Helen can read other books while she is writing, though she usually gets caught up in her writing and doesn't get time. Both Jessica and Michael do not read in their genre while writing as they find it can influence their writing in a negative way.
Jessica Rudd's books that changed her were Pride and Prejudice, she read every year during high school, and Primary Colours, which saddened her as she had always been very idealistic about politics. Pride and Prejudice is one of my all time favourite books, but not life changing for me. Helen Garner mentioned she loves it, and finds it very funny. I do too Helen. Primary Colours was a cracking romp. As I read it it was obvious it was about Clinton, and a few months after this my thoughts were confirmed.
Rudd also loves Caitlin Moran, as do I, and called her the feminist of our generation, that I am not so sure of. As a feminist writer she is good, but flawed. Roxane Gay writes about this in her book, Bad Feminist, which I read a week after the festival. I love it when topics turn up and confirm your thoughts immediately after having them.
Michael Robotham also listed A Moveable Feast, both Helen and Michael had read it whilst in Paris when they were younger, he set out to go to every location mentioned in the book. I too read it in Paris, and visited some areas, but not specific haunts, I am saving that for my return trip.
Helen also spoke of Charles Reznikoff, an American Jewish poet, as the writer that most changed her life. She spoke so beautifully yet at times stumbled over the correct words to describe her feelings, which for a writer as spare and eloquent as Helen shows the impact he has had on her. He writes poetry based on court testimonies, specifically The Holocaust, but other topics as well. You can see, given her own writings, why she would be attracted to such unusual words.
Helen also spoke of police crime photography that also influenced her work, she described what was essentially ordinary photos of macabre scenes in such a magical and beautiful way. I always knew her brain was a thing of beauty, and her heart and soul full of respect and kindness, as this shines through in her extraordinary writing. But to hear her speak about such things was something else all together!
Michael Robotham had the most moving stories. One from his childhood years, the cat and mouse game he played with a battered copy of The Lord of The Rings and his school Librarian was as funny as it was poignant. He is such a natural storyteller, he had the audience in the palm of his hands, myself included. But it was his story about Ray Bradbury that had me in tears. He loved Ray as a kid (or maybe teen?) and read all he could get his hands on, but not everything written was published in Australia. He wrote a fan letter to Ray, and Ray wrote back and included a copy of all the books not available in Australia. How amazing is that? He wrote again to Ray later on in life to explain he was a writer now and again Ray responded, and Michael was to meet him on a recent American tour but Ray passed away just prior to the meeting. Robotham was clearly upset at this, but thrilled for the experience.

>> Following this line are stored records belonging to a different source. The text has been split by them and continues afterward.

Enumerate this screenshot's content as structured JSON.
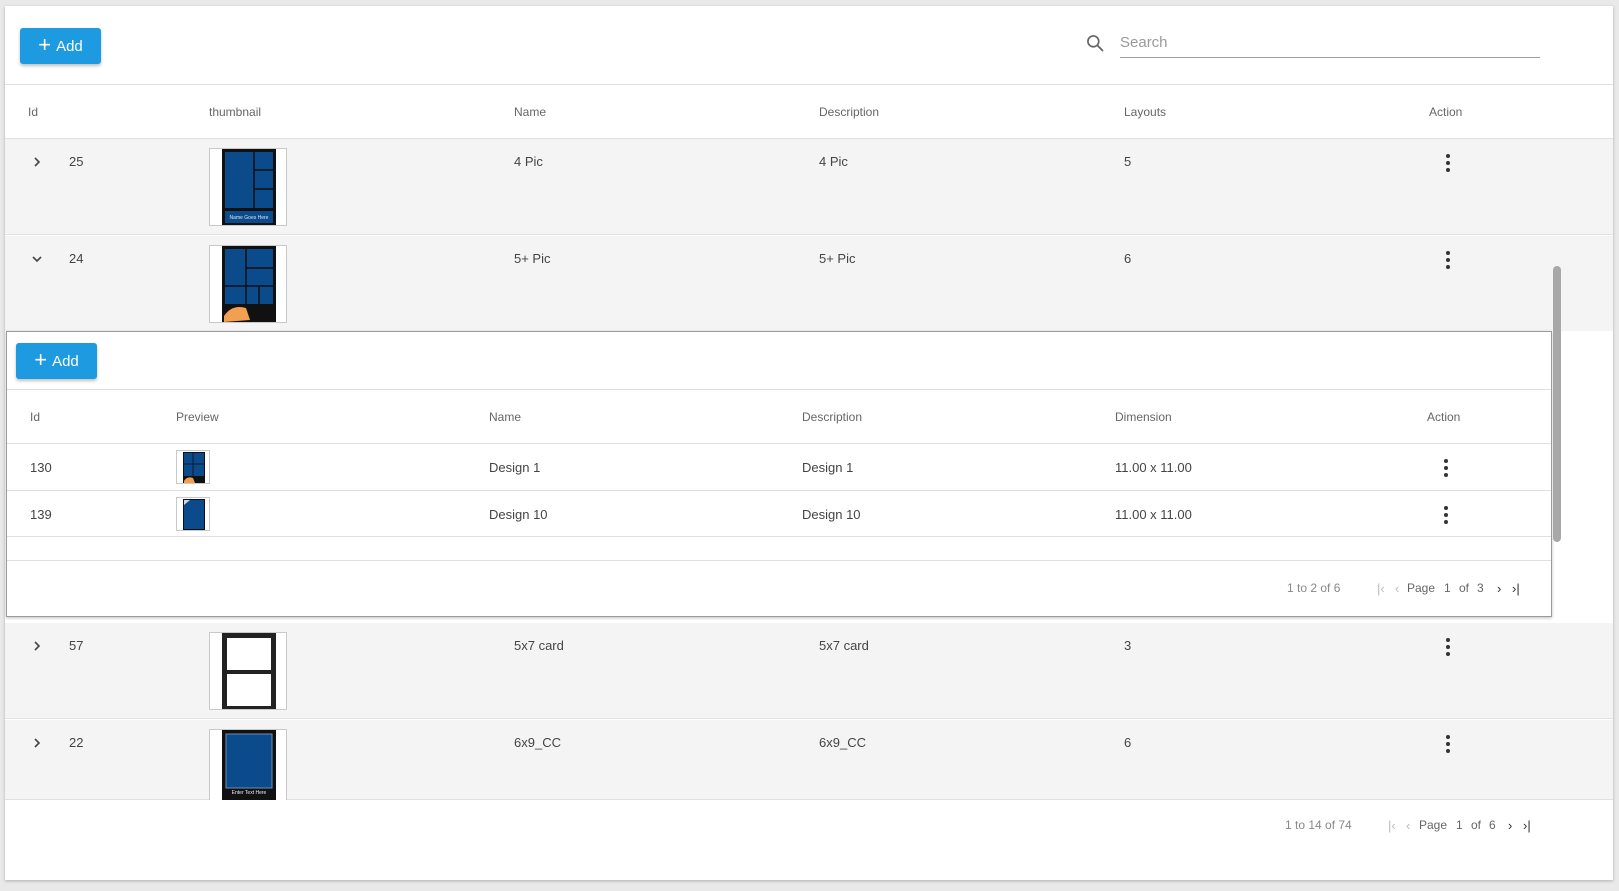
{
  "toolbar": {
    "add_label": "Add",
    "search_placeholder": "Search"
  },
  "table": {
    "headers": {
      "id": "Id",
      "thumbnail": "thumbnail",
      "name": "Name",
      "description": "Description",
      "layouts": "Layouts",
      "action": "Action"
    },
    "rows": [
      {
        "id": "25",
        "name": "4 Pic",
        "description": "4 Pic",
        "layouts": "5",
        "expanded": false
      },
      {
        "id": "24",
        "name": "5+ Pic",
        "description": "5+ Pic",
        "layouts": "6",
        "expanded": true
      },
      {
        "id": "57",
        "name": "5x7 card",
        "description": "5x7 card",
        "layouts": "3",
        "expanded": false
      },
      {
        "id": "22",
        "name": "6x9_CC",
        "description": "6x9_CC",
        "layouts": "6",
        "expanded": false
      }
    ],
    "pager": {
      "range": "1 to 14 of 74",
      "page_label": "Page",
      "page": "1",
      "of_label": "of",
      "total_pages": "6"
    }
  },
  "detail": {
    "add_label": "Add",
    "headers": {
      "id": "Id",
      "preview": "Preview",
      "name": "Name",
      "description": "Description",
      "dimension": "Dimension",
      "action": "Action"
    },
    "rows": [
      {
        "id": "130",
        "name": "Design 1",
        "description": "Design 1",
        "dimension": "11.00 x 11.00"
      },
      {
        "id": "139",
        "name": "Design 10",
        "description": "Design 10",
        "dimension": "11.00 x 11.00"
      }
    ],
    "pager": {
      "range": "1 to 2 of 6",
      "page_label": "Page",
      "page": "1",
      "of_label": "of",
      "total_pages": "3"
    }
  },
  "thumbnail_texts": {
    "row25": "Name Goes Here",
    "row22": "Enter Text Here"
  },
  "colors": {
    "accent": "#1e9ae0",
    "thumb_blue": "#0b4a8b"
  },
  "icons": {
    "search": "search-icon",
    "expand": "chevron-right-icon",
    "collapse": "chevron-down-icon",
    "more": "more-vert-icon"
  }
}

Michael also spoke of a less than impressive day at John Irving's house and Helen, a similar story, in meeting her hero, Janet Malcolm. The later showing, that everyone gets tongue-tied in the presence of their heroes.
It truly was a fabulous night, one we were sorry to see end.
But it made me think of The Book That Changed Me. The Diary of Anne Frank was my immediate choice, I read it in my early 20s and it had a profound effect on me. Then I came up with A Moveable Feast by Earnest Hemingway, having bought a copy of it in Paris and read it whilst there. Also Maya Angelou's I Know Why The Caged Bird Sings, which I read in my early 30s after the breakdown of my then relationship, her (far worse) pain helped me through my own. I realised that I had a book for each decade of my life, Hemingway being my early 40s. I am still thinking about what - if any - changed my childhood and teens. And this will be the subject of a post in time, so stay tuned.